Work instructions
Quote all lines below exactly. Images stay out.

Website and app data records
↓
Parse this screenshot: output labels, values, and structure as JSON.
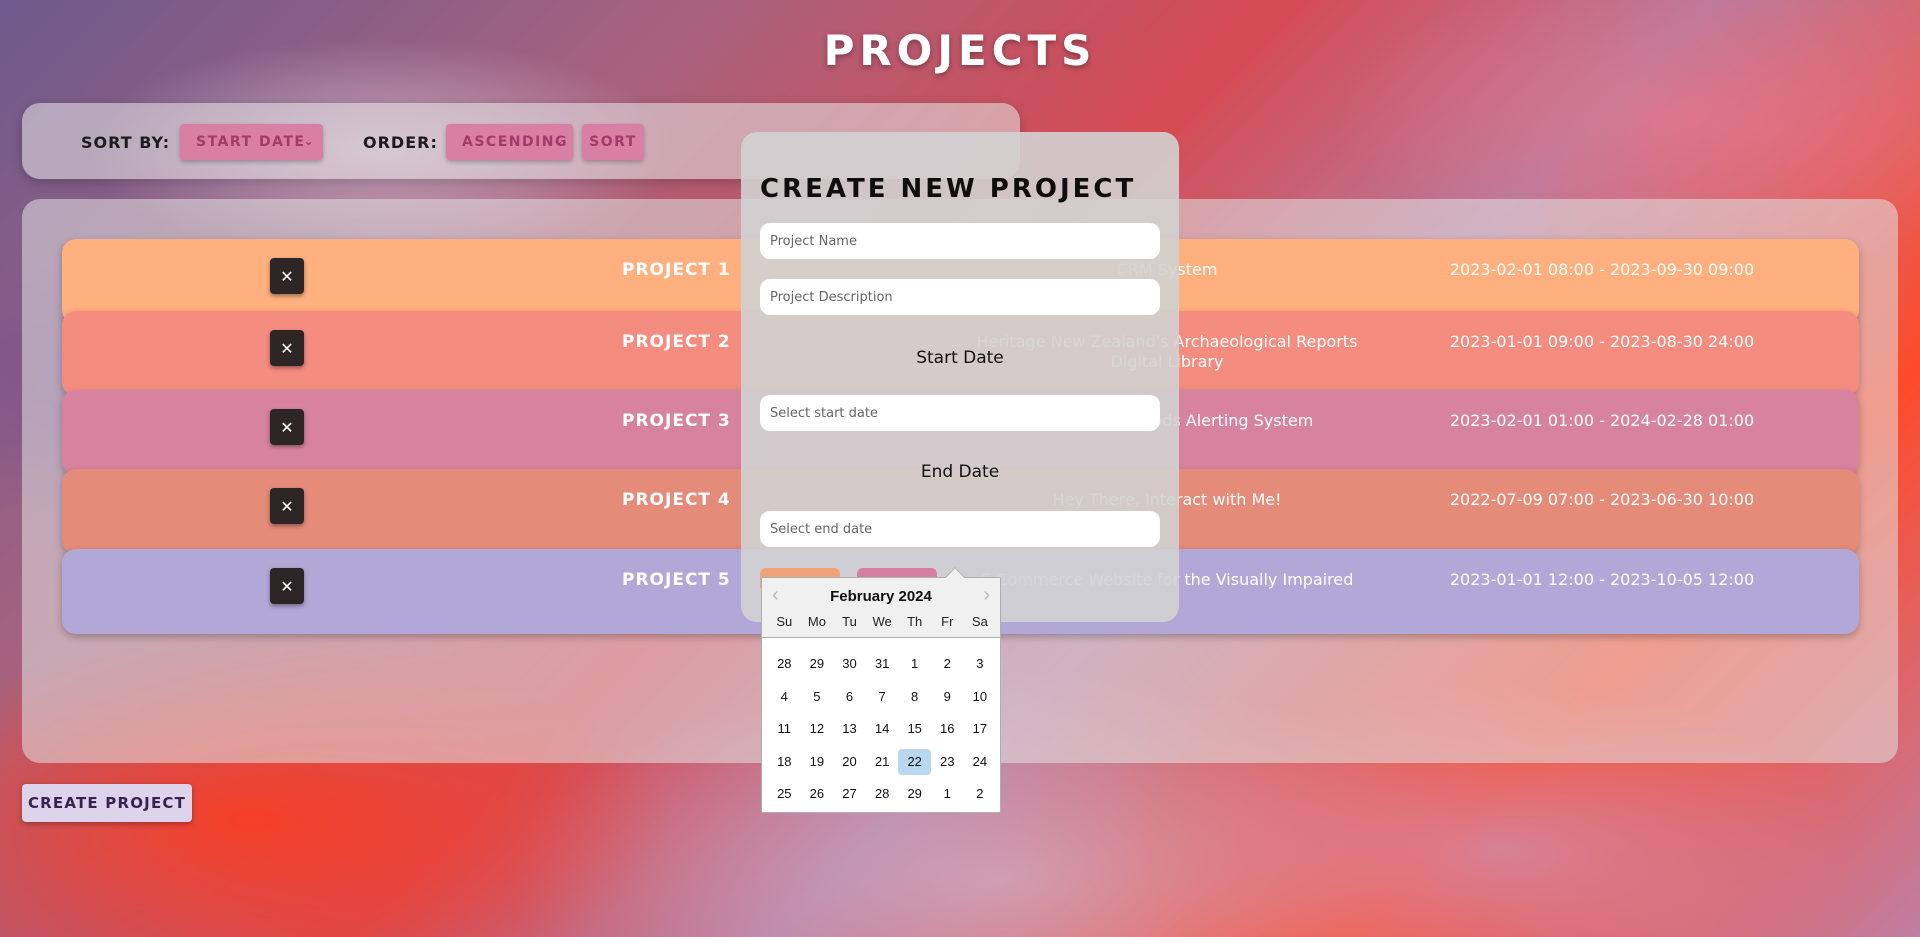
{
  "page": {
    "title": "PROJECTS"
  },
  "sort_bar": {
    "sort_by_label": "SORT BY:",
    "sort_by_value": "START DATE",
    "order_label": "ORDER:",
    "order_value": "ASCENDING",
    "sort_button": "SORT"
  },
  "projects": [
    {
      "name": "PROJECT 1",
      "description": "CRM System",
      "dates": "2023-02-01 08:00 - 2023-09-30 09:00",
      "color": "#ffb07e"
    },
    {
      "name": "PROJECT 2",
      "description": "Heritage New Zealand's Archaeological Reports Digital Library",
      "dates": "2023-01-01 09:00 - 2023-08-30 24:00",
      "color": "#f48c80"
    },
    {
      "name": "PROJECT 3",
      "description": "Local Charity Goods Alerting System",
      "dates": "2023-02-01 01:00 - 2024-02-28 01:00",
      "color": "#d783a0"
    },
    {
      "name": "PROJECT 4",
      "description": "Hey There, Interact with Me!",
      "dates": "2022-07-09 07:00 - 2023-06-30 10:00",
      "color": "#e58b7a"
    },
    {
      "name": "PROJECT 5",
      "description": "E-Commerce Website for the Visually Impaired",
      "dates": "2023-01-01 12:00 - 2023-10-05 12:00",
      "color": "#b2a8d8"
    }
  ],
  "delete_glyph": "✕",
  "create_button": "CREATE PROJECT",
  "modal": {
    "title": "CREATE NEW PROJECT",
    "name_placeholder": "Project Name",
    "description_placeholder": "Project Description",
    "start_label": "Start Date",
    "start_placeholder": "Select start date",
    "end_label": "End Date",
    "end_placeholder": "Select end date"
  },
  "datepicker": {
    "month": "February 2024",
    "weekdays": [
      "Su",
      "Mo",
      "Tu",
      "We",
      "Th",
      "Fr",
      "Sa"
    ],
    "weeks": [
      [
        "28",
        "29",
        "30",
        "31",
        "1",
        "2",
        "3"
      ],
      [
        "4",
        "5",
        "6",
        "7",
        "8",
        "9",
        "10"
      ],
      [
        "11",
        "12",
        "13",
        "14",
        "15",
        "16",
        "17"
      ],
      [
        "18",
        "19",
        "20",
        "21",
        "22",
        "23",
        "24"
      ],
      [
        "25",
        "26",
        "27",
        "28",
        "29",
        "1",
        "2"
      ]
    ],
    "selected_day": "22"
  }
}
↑
Solved exercise
Parse this screenshot: output labels, values, and structure as JSON.
{
  "page": {
    "title": "PROJECTS"
  },
  "sort_bar": {
    "sort_by_label": "SORT BY:",
    "sort_by_value": "START DATE",
    "order_label": "ORDER:",
    "order_value": "ASCENDING",
    "sort_button": "SORT"
  },
  "projects": [
    {
      "name": "PROJECT 1",
      "description": "CRM System",
      "dates": "2023-02-01 08:00 - 2023-09-30 09:00",
      "color": "#ffb07e"
    },
    {
      "name": "PROJECT 2",
      "description": "Heritage New Zealand's Archaeological Reports Digital Library",
      "dates": "2023-01-01 09:00 - 2023-08-30 24:00",
      "color": "#f48c80"
    },
    {
      "name": "PROJECT 3",
      "description": "Local Charity Goods Alerting System",
      "dates": "2023-02-01 01:00 - 2024-02-28 01:00",
      "color": "#d783a0"
    },
    {
      "name": "PROJECT 4",
      "description": "Hey There, Interact with Me!",
      "dates": "2022-07-09 07:00 - 2023-06-30 10:00",
      "color": "#e58b7a"
    },
    {
      "name": "PROJECT 5",
      "description": "E-Commerce Website for the Visually Impaired",
      "dates": "2023-01-01 12:00 - 2023-10-05 12:00",
      "color": "#b2a8d8"
    }
  ],
  "delete_glyph": "✕",
  "create_button": "CREATE PROJECT",
  "modal": {
    "title": "CREATE NEW PROJECT",
    "name_placeholder": "Project Name",
    "description_placeholder": "Project Description",
    "start_label": "Start Date",
    "start_placeholder": "Select start date",
    "end_label": "End Date",
    "end_placeholder": "Select end date"
  },
  "datepicker": {
    "month": "February 2024",
    "weekdays": [
      "Su",
      "Mo",
      "Tu",
      "We",
      "Th",
      "Fr",
      "Sa"
    ],
    "weeks": [
      [
        "28",
        "29",
        "30",
        "31",
        "1",
        "2",
        "3"
      ],
      [
        "4",
        "5",
        "6",
        "7",
        "8",
        "9",
        "10"
      ],
      [
        "11",
        "12",
        "13",
        "14",
        "15",
        "16",
        "17"
      ],
      [
        "18",
        "19",
        "20",
        "21",
        "22",
        "23",
        "24"
      ],
      [
        "25",
        "26",
        "27",
        "28",
        "29",
        "1",
        "2"
      ]
    ],
    "selected_day": "22"
  }
}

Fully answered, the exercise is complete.